Please retype the data below line for line and leave out every picture.

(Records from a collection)
=-=-=-=-=

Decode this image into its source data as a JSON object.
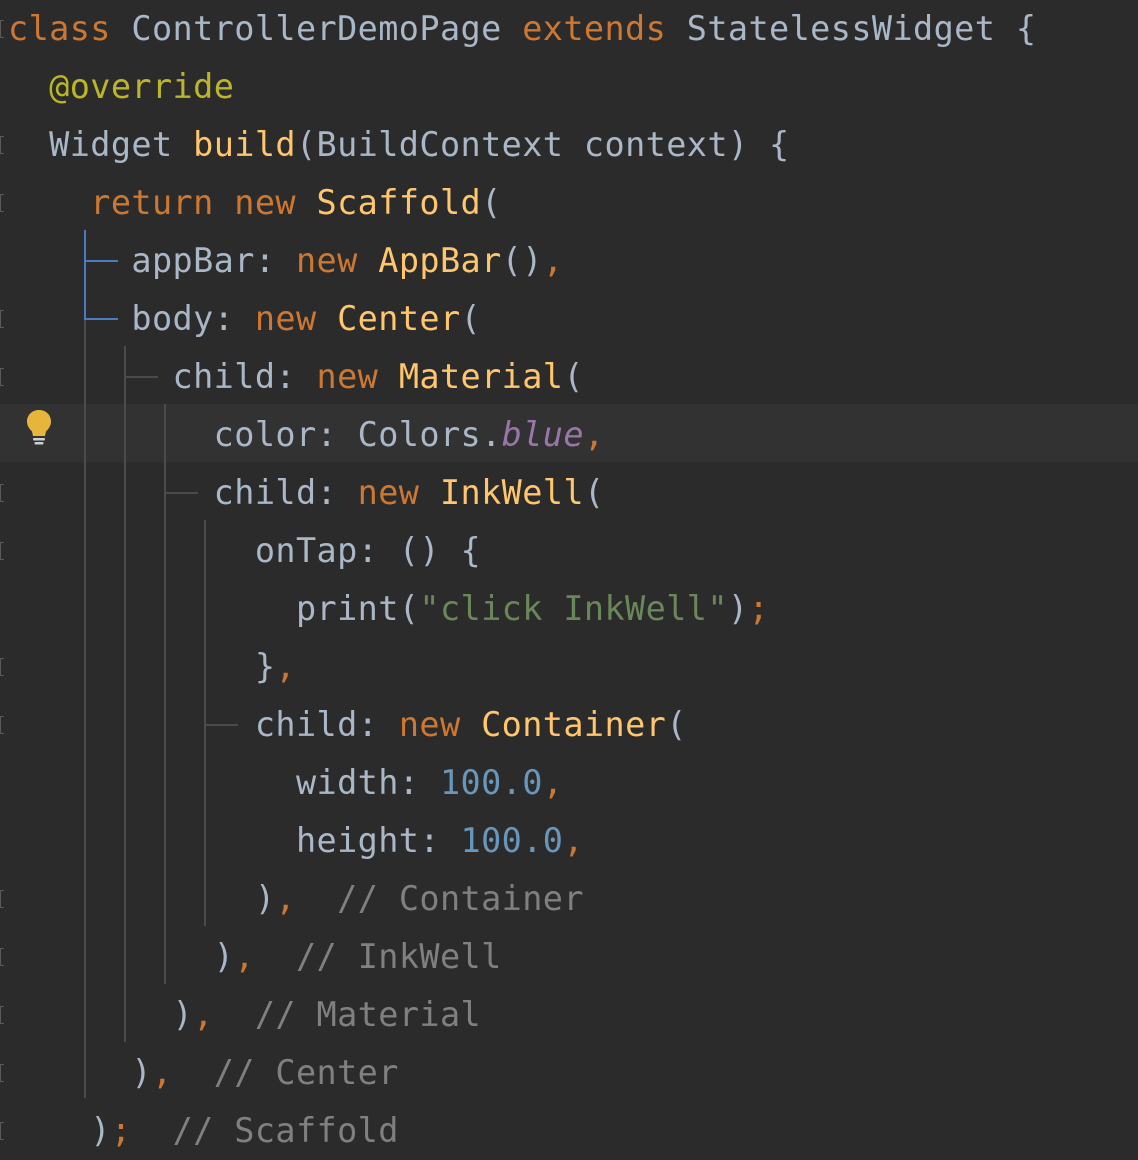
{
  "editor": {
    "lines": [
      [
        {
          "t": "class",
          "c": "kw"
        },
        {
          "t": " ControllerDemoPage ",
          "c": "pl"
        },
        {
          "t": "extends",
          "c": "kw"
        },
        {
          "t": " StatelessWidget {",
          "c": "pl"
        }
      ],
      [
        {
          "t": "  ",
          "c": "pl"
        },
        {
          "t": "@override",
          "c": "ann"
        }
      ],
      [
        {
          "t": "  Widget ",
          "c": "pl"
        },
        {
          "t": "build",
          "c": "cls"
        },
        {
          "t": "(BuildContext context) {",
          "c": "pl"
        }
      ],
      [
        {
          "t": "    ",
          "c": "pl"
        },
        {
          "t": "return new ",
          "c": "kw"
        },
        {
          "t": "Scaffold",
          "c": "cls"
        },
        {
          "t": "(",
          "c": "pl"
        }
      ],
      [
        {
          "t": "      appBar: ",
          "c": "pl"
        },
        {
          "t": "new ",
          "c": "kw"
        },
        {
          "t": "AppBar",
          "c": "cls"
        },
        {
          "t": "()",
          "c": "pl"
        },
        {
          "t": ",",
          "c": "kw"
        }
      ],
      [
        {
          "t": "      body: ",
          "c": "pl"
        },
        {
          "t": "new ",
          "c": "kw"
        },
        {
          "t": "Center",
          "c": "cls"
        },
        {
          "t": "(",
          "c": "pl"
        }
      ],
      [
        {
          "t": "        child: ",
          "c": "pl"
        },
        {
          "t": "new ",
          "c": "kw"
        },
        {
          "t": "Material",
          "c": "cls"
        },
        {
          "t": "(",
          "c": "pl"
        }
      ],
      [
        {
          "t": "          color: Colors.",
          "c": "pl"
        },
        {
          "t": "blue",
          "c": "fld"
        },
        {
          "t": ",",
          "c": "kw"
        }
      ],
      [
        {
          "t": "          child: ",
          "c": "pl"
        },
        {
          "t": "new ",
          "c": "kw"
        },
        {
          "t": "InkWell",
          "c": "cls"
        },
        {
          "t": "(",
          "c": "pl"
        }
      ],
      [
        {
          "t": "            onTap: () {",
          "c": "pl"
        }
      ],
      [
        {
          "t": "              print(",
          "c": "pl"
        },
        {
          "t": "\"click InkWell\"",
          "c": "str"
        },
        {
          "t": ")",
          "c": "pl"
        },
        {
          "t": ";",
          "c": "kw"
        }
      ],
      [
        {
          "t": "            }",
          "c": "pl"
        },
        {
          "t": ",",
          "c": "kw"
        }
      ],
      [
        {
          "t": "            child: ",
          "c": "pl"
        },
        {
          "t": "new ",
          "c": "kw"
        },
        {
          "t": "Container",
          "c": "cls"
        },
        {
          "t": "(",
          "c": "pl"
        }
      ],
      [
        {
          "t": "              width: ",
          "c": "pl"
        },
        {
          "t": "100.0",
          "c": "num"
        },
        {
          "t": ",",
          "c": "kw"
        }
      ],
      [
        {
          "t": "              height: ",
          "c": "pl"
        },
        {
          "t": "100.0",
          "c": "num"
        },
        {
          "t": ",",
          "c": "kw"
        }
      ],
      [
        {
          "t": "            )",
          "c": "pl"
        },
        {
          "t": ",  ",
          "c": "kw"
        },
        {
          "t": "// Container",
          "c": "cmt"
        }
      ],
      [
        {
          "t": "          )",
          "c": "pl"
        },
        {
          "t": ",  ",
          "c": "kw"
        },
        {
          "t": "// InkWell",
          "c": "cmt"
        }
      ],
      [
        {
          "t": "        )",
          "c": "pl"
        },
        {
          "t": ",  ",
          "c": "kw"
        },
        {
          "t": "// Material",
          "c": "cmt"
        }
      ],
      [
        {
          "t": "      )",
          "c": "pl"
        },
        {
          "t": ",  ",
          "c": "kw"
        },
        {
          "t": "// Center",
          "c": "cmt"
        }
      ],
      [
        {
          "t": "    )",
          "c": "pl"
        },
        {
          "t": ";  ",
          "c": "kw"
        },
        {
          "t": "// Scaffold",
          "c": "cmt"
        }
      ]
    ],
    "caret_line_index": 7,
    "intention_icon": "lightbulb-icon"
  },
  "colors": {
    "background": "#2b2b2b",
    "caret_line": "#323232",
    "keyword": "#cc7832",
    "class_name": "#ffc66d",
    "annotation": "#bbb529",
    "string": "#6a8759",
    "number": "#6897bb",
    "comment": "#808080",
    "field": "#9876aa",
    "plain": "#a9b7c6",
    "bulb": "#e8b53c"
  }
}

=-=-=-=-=

[Output]
Decode this image into its source data as a JSON object.
{
  "editor": {
    "lines": [
      [
        {
          "t": "class",
          "c": "kw"
        },
        {
          "t": " ControllerDemoPage ",
          "c": "pl"
        },
        {
          "t": "extends",
          "c": "kw"
        },
        {
          "t": " StatelessWidget {",
          "c": "pl"
        }
      ],
      [
        {
          "t": "  ",
          "c": "pl"
        },
        {
          "t": "@override",
          "c": "ann"
        }
      ],
      [
        {
          "t": "  Widget ",
          "c": "pl"
        },
        {
          "t": "build",
          "c": "cls"
        },
        {
          "t": "(BuildContext context) {",
          "c": "pl"
        }
      ],
      [
        {
          "t": "    ",
          "c": "pl"
        },
        {
          "t": "return new ",
          "c": "kw"
        },
        {
          "t": "Scaffold",
          "c": "cls"
        },
        {
          "t": "(",
          "c": "pl"
        }
      ],
      [
        {
          "t": "      appBar: ",
          "c": "pl"
        },
        {
          "t": "new ",
          "c": "kw"
        },
        {
          "t": "AppBar",
          "c": "cls"
        },
        {
          "t": "()",
          "c": "pl"
        },
        {
          "t": ",",
          "c": "kw"
        }
      ],
      [
        {
          "t": "      body: ",
          "c": "pl"
        },
        {
          "t": "new ",
          "c": "kw"
        },
        {
          "t": "Center",
          "c": "cls"
        },
        {
          "t": "(",
          "c": "pl"
        }
      ],
      [
        {
          "t": "        child: ",
          "c": "pl"
        },
        {
          "t": "new ",
          "c": "kw"
        },
        {
          "t": "Material",
          "c": "cls"
        },
        {
          "t": "(",
          "c": "pl"
        }
      ],
      [
        {
          "t": "          color: Colors.",
          "c": "pl"
        },
        {
          "t": "blue",
          "c": "fld"
        },
        {
          "t": ",",
          "c": "kw"
        }
      ],
      [
        {
          "t": "          child: ",
          "c": "pl"
        },
        {
          "t": "new ",
          "c": "kw"
        },
        {
          "t": "InkWell",
          "c": "cls"
        },
        {
          "t": "(",
          "c": "pl"
        }
      ],
      [
        {
          "t": "            onTap: () {",
          "c": "pl"
        }
      ],
      [
        {
          "t": "              print(",
          "c": "pl"
        },
        {
          "t": "\"click InkWell\"",
          "c": "str"
        },
        {
          "t": ")",
          "c": "pl"
        },
        {
          "t": ";",
          "c": "kw"
        }
      ],
      [
        {
          "t": "            }",
          "c": "pl"
        },
        {
          "t": ",",
          "c": "kw"
        }
      ],
      [
        {
          "t": "            child: ",
          "c": "pl"
        },
        {
          "t": "new ",
          "c": "kw"
        },
        {
          "t": "Container",
          "c": "cls"
        },
        {
          "t": "(",
          "c": "pl"
        }
      ],
      [
        {
          "t": "              width: ",
          "c": "pl"
        },
        {
          "t": "100.0",
          "c": "num"
        },
        {
          "t": ",",
          "c": "kw"
        }
      ],
      [
        {
          "t": "              height: ",
          "c": "pl"
        },
        {
          "t": "100.0",
          "c": "num"
        },
        {
          "t": ",",
          "c": "kw"
        }
      ],
      [
        {
          "t": "            )",
          "c": "pl"
        },
        {
          "t": ",  ",
          "c": "kw"
        },
        {
          "t": "// Container",
          "c": "cmt"
        }
      ],
      [
        {
          "t": "          )",
          "c": "pl"
        },
        {
          "t": ",  ",
          "c": "kw"
        },
        {
          "t": "// InkWell",
          "c": "cmt"
        }
      ],
      [
        {
          "t": "        )",
          "c": "pl"
        },
        {
          "t": ",  ",
          "c": "kw"
        },
        {
          "t": "// Material",
          "c": "cmt"
        }
      ],
      [
        {
          "t": "      )",
          "c": "pl"
        },
        {
          "t": ",  ",
          "c": "kw"
        },
        {
          "t": "// Center",
          "c": "cmt"
        }
      ],
      [
        {
          "t": "    )",
          "c": "pl"
        },
        {
          "t": ";  ",
          "c": "kw"
        },
        {
          "t": "// Scaffold",
          "c": "cmt"
        }
      ]
    ],
    "caret_line_index": 7,
    "intention_icon": "lightbulb-icon"
  },
  "colors": {
    "background": "#2b2b2b",
    "caret_line": "#323232",
    "keyword": "#cc7832",
    "class_name": "#ffc66d",
    "annotation": "#bbb529",
    "string": "#6a8759",
    "number": "#6897bb",
    "comment": "#808080",
    "field": "#9876aa",
    "plain": "#a9b7c6",
    "bulb": "#e8b53c"
  }
}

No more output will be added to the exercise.